Hoo hoo, the owl called again.

Then there, in this subtle darkness, she felt a change within herself. A warmth grew from within her chest. Her own heart was alive with radiance. This loving energy flowed outward towards her hands, her legs, her feet, until she was wrapped in that same luscious joy she felt from the moon, but tenfold!

As she stood in rapture, she wondered if maybe it was not the love she received from the silent moon that had driven her dance, but something grander, something that reached beyond the sky, beyond the forest…outward, full circle, then back into her own heart.

And so that night, beneath the cloud covered sky she danced, bathed not in moon light, but at light that came from within.

To this day, you will still find the princess in the golden gown out dancing in the forest. Sometimes it will be with the wise, old trees, the playful frogs, or the noisy crickets, and sometimes it will even be with her dear old moon, but regardless of who accompanies her each night, one thing stands the same: you will always find that princess dancing with joy, illuminating her world with her own golden heart.

 

Authors Note: To me this is a story about being pulled by our own desire for happiness, and the mistake we make grounding it in material things–people, objects, places, believing that they will cure your woes, but in the end all  these things are fleeting. Like the princess in the golden gown, it’s not until we learn to find that inner joy-that love of Self that we can be truly content with ourselves and our world.  The moon didn’t have all the answers, only the girl did, within herself.
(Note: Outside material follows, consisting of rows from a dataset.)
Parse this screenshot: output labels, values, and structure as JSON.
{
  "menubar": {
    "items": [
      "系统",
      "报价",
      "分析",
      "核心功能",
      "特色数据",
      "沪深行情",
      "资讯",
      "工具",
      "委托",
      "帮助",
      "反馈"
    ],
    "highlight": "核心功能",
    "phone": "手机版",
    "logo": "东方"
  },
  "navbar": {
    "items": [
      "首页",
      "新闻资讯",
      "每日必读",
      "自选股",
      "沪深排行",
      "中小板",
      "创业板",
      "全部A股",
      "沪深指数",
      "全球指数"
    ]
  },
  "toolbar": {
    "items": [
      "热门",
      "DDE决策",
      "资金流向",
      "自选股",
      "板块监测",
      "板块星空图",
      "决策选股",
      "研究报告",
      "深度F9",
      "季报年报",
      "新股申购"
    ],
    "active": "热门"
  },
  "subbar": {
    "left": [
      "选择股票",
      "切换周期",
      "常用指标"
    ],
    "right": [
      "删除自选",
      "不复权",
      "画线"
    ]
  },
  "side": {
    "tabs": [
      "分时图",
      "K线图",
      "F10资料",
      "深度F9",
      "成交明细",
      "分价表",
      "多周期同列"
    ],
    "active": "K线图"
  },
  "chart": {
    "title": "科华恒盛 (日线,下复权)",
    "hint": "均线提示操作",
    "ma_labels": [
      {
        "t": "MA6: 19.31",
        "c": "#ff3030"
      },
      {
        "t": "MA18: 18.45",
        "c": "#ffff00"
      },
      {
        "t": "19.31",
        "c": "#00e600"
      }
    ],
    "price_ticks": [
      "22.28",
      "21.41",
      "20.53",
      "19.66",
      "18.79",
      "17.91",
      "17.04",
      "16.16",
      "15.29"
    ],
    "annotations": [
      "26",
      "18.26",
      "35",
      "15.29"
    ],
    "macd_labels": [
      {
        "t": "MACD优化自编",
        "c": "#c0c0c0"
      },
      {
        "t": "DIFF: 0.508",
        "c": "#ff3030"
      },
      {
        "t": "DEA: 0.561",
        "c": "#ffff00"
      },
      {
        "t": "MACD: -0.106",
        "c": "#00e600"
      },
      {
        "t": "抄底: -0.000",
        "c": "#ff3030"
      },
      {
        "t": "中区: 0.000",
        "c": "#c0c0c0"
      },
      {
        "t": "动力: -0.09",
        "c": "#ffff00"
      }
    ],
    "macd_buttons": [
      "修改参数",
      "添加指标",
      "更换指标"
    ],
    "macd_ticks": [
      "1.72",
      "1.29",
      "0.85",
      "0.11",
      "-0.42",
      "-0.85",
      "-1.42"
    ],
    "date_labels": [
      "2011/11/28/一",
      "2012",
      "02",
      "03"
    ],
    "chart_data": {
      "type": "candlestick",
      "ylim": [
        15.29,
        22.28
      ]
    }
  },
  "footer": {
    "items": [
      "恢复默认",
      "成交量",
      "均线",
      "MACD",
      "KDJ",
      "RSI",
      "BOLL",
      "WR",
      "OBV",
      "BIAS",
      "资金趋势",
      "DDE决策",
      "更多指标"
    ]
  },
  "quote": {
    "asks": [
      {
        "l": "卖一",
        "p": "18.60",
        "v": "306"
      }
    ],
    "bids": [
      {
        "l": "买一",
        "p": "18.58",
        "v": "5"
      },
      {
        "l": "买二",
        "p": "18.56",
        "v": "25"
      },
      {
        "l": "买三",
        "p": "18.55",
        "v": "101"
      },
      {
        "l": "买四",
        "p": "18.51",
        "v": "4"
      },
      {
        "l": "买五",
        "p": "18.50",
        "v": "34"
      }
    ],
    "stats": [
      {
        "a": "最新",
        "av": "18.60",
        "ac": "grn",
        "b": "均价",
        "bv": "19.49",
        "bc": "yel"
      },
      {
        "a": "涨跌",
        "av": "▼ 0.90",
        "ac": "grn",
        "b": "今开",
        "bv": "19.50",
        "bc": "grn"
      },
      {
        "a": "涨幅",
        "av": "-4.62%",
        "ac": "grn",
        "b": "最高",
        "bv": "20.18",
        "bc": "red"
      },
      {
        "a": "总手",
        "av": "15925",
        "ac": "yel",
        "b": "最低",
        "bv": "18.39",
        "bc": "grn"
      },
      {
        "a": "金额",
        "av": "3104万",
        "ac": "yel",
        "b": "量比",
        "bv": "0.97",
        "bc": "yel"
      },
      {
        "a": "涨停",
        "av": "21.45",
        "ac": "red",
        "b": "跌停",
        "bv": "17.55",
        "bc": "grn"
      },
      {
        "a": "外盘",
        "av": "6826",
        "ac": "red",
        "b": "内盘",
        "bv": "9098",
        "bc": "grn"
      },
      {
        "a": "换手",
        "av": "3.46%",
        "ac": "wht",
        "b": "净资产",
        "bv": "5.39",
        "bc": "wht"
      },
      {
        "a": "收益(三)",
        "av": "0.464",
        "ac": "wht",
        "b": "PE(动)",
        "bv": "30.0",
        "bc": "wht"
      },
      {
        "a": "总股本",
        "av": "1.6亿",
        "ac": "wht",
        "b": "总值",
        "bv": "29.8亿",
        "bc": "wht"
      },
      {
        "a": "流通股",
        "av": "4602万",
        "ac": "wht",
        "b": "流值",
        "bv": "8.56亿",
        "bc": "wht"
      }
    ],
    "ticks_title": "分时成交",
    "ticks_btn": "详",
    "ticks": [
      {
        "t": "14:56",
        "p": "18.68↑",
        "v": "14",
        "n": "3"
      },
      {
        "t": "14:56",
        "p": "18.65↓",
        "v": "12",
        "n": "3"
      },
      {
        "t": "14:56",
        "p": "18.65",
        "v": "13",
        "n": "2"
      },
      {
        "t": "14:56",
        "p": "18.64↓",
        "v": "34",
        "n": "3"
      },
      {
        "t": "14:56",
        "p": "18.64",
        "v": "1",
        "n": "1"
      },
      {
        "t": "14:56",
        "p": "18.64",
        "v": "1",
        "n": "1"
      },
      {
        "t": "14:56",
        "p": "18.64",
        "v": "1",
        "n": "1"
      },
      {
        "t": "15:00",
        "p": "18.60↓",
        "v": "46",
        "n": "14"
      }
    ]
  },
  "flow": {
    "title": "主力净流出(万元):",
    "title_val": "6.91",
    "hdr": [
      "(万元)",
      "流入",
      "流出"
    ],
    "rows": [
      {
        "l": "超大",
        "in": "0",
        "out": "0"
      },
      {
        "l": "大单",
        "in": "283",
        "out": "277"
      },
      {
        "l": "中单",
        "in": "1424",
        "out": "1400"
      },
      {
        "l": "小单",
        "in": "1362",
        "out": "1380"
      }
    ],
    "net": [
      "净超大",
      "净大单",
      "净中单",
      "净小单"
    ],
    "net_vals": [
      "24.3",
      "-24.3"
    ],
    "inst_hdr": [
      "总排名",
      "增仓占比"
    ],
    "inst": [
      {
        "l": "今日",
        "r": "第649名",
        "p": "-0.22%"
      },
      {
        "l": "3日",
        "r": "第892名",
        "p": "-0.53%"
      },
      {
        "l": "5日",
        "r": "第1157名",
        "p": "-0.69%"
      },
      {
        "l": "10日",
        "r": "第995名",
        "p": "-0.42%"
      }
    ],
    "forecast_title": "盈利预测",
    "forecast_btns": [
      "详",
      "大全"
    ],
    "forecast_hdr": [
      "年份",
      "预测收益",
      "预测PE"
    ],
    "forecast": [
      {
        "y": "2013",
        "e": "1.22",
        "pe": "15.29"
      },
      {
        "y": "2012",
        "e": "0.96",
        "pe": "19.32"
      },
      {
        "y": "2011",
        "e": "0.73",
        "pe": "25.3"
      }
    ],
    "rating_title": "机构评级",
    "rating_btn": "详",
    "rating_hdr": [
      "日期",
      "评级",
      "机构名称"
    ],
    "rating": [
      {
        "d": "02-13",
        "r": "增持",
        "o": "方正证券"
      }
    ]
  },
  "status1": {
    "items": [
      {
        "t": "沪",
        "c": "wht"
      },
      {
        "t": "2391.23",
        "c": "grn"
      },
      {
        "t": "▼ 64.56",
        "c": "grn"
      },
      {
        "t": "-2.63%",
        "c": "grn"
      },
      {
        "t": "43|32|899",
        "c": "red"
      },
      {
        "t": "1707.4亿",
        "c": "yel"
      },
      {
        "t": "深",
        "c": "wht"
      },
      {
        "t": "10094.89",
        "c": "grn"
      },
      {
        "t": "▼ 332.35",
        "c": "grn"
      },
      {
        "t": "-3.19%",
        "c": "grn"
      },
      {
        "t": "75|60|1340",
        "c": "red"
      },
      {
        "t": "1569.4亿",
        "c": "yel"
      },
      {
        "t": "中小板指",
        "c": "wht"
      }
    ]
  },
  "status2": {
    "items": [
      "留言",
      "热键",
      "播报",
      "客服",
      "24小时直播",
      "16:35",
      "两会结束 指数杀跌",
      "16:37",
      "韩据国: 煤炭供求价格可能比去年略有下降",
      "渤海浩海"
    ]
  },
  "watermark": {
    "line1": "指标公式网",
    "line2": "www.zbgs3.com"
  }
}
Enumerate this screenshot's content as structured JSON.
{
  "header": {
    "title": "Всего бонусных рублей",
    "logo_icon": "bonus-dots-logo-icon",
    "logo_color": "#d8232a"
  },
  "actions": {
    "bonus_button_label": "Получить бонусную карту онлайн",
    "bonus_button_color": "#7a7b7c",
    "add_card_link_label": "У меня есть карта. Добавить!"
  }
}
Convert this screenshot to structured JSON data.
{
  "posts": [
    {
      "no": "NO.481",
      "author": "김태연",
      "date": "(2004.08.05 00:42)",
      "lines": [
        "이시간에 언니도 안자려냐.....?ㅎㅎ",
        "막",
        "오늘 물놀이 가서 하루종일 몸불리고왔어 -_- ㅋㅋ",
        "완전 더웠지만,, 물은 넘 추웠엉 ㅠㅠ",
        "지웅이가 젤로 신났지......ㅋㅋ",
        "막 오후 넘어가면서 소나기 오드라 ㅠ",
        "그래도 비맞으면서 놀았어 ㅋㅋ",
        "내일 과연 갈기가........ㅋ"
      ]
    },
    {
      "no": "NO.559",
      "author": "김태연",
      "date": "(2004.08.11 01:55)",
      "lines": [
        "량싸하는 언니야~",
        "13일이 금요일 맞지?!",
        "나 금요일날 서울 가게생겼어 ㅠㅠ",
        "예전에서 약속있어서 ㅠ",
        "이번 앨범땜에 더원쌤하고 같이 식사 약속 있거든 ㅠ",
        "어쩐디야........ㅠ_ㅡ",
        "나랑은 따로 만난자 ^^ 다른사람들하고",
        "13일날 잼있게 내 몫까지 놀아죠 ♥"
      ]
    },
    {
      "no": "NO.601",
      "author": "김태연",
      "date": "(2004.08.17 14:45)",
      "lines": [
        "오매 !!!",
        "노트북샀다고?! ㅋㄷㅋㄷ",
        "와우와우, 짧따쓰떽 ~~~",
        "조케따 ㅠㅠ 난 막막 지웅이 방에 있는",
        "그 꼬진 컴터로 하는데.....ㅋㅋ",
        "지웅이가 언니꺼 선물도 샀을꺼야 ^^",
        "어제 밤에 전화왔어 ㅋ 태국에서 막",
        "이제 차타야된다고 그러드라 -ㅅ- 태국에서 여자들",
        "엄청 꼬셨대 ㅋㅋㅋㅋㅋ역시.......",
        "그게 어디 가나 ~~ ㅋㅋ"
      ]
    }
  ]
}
All you can really work on is yourself.  That’s it. As my friends Tim and Marybeth say, “It’s an inside job.” 

That it is.

May you  dance everyday of your life by the golden glow of your heart.

Peace,

Becky